When hundreds of people die in a terrorist attack or when thousands meet their end in natural disasters like cyclone, flood or earthquake, they are rightly considered as global tragedies with manifold implications. However, when the same numbers of people die each day of unnecessary and preventable diseases such as diabetes and heart ailments, we don’t seem to care enough.
The World Health Organization (WHO) report 2009 has labeled India as the diabetes capital of the world. Statistics point at an alarmingly high prevalence of obesity, hypertension and diabetes among our urban population. But are we perturbed enough to take action?
Most of these lifestyle diseases are preventable and to a certain extent, self inflicted. Metabolic disorders like diabetes or kidney failure don’t come up overnight but are in fact a result of years of abuse of our own body through the lifestyle choices which we make every day. Increased work pressure, wrong eating habits and sedentary lifestyles being the biggest culprits. Add to the list, lack of sleep, stress and increased indulgence in stimulants like alcohol and tobacco and this lethal cocktail leads to a range of disorders and diseases. While the body can initially handle the assault, with time this may lead to chronic sleep deprivation, obesity and an increased risk to diabetes, cancer and hypertension.
The modern medicine has a lot to offer in its treatment and management of acute illness, accidents and communicable diseases, but yoga and its holistic approach towards an individual qualify as the key players in preventive, curative and rehabilitative healthcare. The practices and philosophy of yoga arm the modern man with many stress management and coping skills which effectively tackles most urban illnesses.
Whether you are looking for physical strength and vigour, mental relaxation, emotional well being or spiritual enlightenment, yoga seems to have solutions for all. The practice of specific yogic asanas, mudras and bandhas help to improve the functions of cardio vascular, nervous and endocrine systems; the principles of Yama and Niyama aid to build ethical behaviour and those of Shatkarmas facilitate detoxification or removal of disease causing toxins from the body.
Yoga also teaches one about Yogic aahaar i.e. the approach to food, the types of food as well as the importance of timings and moderation in diet.
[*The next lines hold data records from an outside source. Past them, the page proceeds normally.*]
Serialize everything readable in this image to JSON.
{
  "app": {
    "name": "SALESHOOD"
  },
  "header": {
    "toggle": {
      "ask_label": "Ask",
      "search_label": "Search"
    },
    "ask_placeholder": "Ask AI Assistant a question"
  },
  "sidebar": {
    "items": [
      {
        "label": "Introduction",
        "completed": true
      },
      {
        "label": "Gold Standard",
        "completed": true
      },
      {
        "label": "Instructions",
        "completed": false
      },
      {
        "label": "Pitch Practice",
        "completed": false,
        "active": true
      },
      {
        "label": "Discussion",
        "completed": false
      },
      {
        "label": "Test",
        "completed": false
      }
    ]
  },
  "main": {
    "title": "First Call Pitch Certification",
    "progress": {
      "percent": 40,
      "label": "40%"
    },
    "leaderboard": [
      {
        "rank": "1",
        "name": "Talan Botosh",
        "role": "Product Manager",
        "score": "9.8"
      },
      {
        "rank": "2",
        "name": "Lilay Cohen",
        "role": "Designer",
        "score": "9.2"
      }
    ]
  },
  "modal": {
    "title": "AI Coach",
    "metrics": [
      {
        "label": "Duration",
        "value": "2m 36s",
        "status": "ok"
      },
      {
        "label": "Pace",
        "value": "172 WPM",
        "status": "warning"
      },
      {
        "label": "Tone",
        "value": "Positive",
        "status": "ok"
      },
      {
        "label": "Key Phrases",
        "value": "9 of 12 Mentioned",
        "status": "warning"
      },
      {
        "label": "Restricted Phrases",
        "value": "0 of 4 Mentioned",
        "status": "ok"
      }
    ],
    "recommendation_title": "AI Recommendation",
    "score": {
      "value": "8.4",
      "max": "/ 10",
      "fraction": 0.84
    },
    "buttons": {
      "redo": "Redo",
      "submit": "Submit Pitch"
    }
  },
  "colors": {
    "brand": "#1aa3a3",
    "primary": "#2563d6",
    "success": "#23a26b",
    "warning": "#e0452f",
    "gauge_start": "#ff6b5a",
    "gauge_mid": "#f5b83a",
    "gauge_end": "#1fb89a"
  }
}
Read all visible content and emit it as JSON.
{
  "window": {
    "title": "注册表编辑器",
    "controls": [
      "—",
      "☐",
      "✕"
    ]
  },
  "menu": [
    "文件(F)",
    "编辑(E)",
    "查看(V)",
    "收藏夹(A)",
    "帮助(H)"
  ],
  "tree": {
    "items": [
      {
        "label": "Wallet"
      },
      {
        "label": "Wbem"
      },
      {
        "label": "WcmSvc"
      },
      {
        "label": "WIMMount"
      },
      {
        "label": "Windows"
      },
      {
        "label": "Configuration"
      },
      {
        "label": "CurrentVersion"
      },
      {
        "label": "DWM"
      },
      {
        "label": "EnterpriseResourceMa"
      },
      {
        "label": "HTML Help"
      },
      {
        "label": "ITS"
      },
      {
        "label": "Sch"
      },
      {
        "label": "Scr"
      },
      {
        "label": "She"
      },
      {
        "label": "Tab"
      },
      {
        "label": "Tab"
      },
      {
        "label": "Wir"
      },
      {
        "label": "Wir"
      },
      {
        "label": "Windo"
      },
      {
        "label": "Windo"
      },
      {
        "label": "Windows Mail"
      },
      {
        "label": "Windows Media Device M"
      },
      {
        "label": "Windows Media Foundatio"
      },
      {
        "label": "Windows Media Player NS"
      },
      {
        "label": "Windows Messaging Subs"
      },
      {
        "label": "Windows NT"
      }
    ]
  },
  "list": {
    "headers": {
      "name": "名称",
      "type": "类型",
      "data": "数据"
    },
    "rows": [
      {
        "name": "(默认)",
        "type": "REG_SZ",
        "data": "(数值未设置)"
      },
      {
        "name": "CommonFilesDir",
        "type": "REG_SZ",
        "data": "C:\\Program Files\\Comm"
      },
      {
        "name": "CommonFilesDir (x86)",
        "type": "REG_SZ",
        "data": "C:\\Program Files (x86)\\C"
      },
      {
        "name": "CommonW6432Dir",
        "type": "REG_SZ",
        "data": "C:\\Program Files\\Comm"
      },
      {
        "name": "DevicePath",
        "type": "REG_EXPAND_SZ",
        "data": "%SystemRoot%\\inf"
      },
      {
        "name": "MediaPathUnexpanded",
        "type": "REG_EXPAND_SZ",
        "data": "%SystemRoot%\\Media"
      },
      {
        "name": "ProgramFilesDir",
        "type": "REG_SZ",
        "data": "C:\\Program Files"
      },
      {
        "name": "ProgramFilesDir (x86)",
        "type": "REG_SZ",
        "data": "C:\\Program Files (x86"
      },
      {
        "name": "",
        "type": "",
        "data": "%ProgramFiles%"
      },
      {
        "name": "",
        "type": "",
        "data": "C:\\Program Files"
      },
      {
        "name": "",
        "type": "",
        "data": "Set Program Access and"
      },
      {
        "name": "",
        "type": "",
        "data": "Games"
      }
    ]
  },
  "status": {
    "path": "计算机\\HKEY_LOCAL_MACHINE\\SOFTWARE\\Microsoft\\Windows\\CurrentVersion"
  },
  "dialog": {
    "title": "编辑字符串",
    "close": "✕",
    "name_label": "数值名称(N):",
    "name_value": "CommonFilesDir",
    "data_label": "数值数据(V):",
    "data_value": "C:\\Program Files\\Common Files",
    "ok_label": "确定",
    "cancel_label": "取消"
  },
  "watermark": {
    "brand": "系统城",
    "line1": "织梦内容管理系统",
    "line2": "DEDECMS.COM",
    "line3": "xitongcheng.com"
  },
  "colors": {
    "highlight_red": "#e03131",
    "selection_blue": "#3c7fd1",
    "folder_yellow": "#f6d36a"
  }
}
The practice of controlled breathing or Pranayamas ensure that each and every cell of the body gets optimally oxygenated; a pre requisite to better energy level, enhanced immunity and improved metabolism. The Yogic Sayyamas, Pratyahaar and meditative practices of ‘Dharana’, ‘Dhyaan’ and ‘Samadhi’ have the potential to not only induce relaxation but also to develop the unique strategy of introspection, contemplation and integrity in the man. And if that is not enough, yoga philosophies and ideologies also train the modern man about the much needed skills to handle tension, negative feelings and anxiety through ‘Pratipaksh Bhavana’, ‘Samaatvam’ and ‘Vairagya’.
Most of us lead a busy life amidst deadlines, time constraints and innumerable liabilities, so the versatility, ease of learning and numerous health benefits associated with yoga makes it an ideal choice for each of us. The multi disciplinary approach of yoga towards prevention and treatment of any disease comes as a boon for urban living.
During my Yoga Shashtri or teacher’s training course at Yoga Bharti, Mumbai, I have had the good fortune of experiencing the myriad aspects of yoga. The article is a sincere effort to reach out to fellow urbanites about the tremendous potential of the ancient wisdom of yoga in combating today’s problems and diseases. The yoga practice and philosophy was perhaps never as relevant as they are today.
Experience it to appreciate it!
Written by Panchali Moitra